RECORDED INFORMATION START

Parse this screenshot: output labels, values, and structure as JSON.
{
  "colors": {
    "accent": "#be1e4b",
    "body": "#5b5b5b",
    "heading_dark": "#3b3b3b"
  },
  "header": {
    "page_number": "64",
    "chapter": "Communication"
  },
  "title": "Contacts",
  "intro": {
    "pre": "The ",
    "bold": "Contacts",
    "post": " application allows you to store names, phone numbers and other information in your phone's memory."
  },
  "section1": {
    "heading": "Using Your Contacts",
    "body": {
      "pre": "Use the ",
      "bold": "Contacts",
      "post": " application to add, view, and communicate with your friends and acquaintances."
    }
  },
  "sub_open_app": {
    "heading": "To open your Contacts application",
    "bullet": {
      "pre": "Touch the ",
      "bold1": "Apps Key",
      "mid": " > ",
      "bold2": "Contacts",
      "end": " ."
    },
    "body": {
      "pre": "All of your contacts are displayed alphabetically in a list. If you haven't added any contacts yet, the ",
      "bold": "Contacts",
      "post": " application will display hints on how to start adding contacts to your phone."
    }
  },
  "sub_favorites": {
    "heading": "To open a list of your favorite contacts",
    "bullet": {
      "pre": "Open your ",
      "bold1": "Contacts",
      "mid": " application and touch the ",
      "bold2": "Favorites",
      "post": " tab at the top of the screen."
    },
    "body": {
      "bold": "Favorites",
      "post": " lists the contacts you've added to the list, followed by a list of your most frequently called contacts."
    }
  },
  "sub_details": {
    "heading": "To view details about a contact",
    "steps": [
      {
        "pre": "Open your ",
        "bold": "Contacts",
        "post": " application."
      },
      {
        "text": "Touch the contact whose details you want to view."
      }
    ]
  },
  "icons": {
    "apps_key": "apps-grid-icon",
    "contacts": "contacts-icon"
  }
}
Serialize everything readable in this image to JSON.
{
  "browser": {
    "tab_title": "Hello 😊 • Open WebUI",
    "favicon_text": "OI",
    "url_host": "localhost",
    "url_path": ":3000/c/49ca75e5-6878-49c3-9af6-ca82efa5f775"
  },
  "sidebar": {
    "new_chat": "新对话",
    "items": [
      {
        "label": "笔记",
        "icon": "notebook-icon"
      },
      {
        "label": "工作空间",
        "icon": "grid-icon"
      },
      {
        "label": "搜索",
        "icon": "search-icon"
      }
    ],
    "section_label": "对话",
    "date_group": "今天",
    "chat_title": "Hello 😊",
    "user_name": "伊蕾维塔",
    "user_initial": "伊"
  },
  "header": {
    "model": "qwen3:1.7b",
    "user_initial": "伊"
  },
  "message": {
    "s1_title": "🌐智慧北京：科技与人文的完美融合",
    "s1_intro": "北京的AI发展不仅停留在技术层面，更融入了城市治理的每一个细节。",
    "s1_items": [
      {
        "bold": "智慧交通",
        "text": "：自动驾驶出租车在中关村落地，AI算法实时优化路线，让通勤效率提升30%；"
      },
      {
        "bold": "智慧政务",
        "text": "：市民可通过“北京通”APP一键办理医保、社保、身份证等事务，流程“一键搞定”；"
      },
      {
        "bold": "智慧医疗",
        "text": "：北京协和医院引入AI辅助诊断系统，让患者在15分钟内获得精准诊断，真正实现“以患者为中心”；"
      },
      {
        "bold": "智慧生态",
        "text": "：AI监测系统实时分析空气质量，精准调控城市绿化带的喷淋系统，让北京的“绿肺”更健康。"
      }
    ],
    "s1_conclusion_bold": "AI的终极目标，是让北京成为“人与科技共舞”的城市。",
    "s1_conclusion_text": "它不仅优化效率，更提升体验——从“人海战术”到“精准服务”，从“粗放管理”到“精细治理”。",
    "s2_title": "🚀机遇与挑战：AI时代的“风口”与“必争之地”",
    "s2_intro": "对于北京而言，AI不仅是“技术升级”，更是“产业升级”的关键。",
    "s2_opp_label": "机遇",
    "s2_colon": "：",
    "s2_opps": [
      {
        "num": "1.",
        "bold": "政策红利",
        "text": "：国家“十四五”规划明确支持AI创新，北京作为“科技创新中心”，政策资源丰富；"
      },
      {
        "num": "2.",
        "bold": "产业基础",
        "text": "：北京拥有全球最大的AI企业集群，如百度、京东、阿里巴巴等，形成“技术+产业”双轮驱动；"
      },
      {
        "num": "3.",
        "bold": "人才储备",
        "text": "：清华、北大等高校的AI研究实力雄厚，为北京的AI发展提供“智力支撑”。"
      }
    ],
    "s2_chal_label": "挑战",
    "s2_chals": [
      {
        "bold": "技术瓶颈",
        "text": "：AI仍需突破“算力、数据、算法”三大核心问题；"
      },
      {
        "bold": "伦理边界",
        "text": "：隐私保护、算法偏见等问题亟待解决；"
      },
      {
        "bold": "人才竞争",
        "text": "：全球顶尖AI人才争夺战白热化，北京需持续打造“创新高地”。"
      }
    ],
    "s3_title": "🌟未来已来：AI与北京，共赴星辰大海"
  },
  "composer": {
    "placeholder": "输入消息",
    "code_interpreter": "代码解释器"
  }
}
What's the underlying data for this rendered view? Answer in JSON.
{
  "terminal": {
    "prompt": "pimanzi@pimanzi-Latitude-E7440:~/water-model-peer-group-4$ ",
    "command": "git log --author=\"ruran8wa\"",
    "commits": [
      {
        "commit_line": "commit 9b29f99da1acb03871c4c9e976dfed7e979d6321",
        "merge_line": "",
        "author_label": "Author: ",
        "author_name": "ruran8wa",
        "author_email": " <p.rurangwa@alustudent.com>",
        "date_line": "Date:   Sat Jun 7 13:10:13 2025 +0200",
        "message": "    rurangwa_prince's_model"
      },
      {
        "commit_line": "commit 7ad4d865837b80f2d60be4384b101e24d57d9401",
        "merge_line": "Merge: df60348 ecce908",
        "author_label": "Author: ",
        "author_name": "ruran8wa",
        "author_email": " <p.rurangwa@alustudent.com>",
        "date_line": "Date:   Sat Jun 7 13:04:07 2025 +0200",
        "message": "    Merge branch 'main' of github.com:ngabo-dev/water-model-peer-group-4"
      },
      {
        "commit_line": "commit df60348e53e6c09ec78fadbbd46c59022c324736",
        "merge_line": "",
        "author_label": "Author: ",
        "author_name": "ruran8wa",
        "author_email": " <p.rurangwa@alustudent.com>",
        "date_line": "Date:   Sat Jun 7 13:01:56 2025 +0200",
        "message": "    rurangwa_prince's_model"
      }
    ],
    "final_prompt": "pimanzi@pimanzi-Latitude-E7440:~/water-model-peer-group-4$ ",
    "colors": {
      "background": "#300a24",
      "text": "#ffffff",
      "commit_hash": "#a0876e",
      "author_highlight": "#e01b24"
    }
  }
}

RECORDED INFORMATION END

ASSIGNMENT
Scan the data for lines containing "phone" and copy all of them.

OUTPUT BELOW
    "post": " application allows you to store names, phone numbers and other information in your phone's memory."
      "post": " application will display hints on how to start adding contacts to your phone."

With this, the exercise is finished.